Godly leaders are know how to win the warfare. Paul uses this metaphor view leaders as soldiers who are engaged in war. God’s leaders fight this warfare, not with fleshly weapons but with divinely powerful weapons, and with those weapons we are literally demolishing fortresses. (2 Corinthians 10). It’s interesting to note how we wear the full armor of God where the sword of the spirit is the Word of God. In verse 3, Paul says we are to suffer bad treatment, mistreatment, maltreatment.” Paul warms Timothy to be ready to suffer.
So many leaders wash out of leadership here. Many see it as a path to glory and aren’t willing to see it as warfare and take their share of pain.
God is not interested in prima donnas but true soldiers who are willing to suffer.
When you ask Paul his credentials for leadership, he doesn’t given a list of his academic accomplishments, but rather his list of credentials is interesting. He says that I’ve been in far more imprisonments, beaten times without number, often in danger of death, five times I received from the Jews 39 lashes, three times I was beaten with rods. I have been in labor and hardship through many sleepless nights in hunger and thirst, often without food, in cold and exposure. Those are my credentials.
In verse 4, Paul says godly leaders are full-time soldiers who does whatever he can do please the One who enlisted him as a soldier. You can’t be a man pleaser. That will paralyze you. Paul was a man pleaser for a long time. In Galatians 1:10 he says, “Am I now seeking the favor of men or of God? Am I striving to please men? If I were still trying to please men I would not be a bondservant of Christ.” We have to answer to the Commander and to Him alone.
“An athlete is not crowned unless he competes according to the rules.” (2 Timothy 2:5)

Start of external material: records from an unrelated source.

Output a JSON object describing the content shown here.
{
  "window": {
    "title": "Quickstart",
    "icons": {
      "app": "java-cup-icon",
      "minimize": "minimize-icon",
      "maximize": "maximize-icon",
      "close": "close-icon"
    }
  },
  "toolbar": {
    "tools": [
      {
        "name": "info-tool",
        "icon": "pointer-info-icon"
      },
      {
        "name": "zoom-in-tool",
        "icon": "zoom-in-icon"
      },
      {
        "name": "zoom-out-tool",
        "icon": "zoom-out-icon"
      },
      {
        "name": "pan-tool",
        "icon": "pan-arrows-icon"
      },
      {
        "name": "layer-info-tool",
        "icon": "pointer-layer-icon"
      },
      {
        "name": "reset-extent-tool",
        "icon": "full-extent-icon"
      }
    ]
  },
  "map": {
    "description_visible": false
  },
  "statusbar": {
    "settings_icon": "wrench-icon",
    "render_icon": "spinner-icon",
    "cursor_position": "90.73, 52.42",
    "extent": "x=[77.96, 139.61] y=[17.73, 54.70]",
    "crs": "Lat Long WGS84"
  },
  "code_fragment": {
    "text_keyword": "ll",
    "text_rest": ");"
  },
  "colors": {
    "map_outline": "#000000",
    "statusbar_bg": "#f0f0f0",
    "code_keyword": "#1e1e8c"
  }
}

The next picture of a godly leader is one of an athlete. Games were an important part of the Greco-Roman life as they are of our life in this time. The key verb is “compete” which means to strive and agonize. It is a word of devotion, discipline, and passion. Paul is saying that you have to look at your ministry like an athlete who looks at an Olympic event. An athlete needs to abide by the rules and give his all in win the competition. You must compete lawfully.
The second part of the verse is “not crowned.” An athlete always competes with a prize in mind that he wants to win. What separates great athletes from good athletes is desire and self-control. The talent level is much the same when you get at the pinnacle of the athletics. It’s the passion and drive that makes all the difference.
John MacArthur once heard from a professor long time ago who said to him, “I never met a powerful preacher, a successful preacher in my life who wasn’t competitive.” The professor said, “I don’t’ mean competitive against other preachers. I mean competitive against his own weakness, his own ignorance, his own sinfulness, his own lack of priorities, his own laziness. If you can’t win the battle there, you can’t win the race.”
Summing up, the godly leader must be one who is willing to complete all his strength, must be one who really wants to win motivated by future reward not present pleasure, must be one with strong self-discipline, willing to conform to God’s standards without letting up.
In Part 2 of the post, I’ll be sharing the next three portraits of a godly leader. Stay tuned!
MacAthur, John, Portrait of a Leader. http://www.gty.org/resources/sermons/80-156/portrait-of-a-leader
6 Portraits of a Godly Leader is by Paul Sohn, first published here on the author’s personal blog.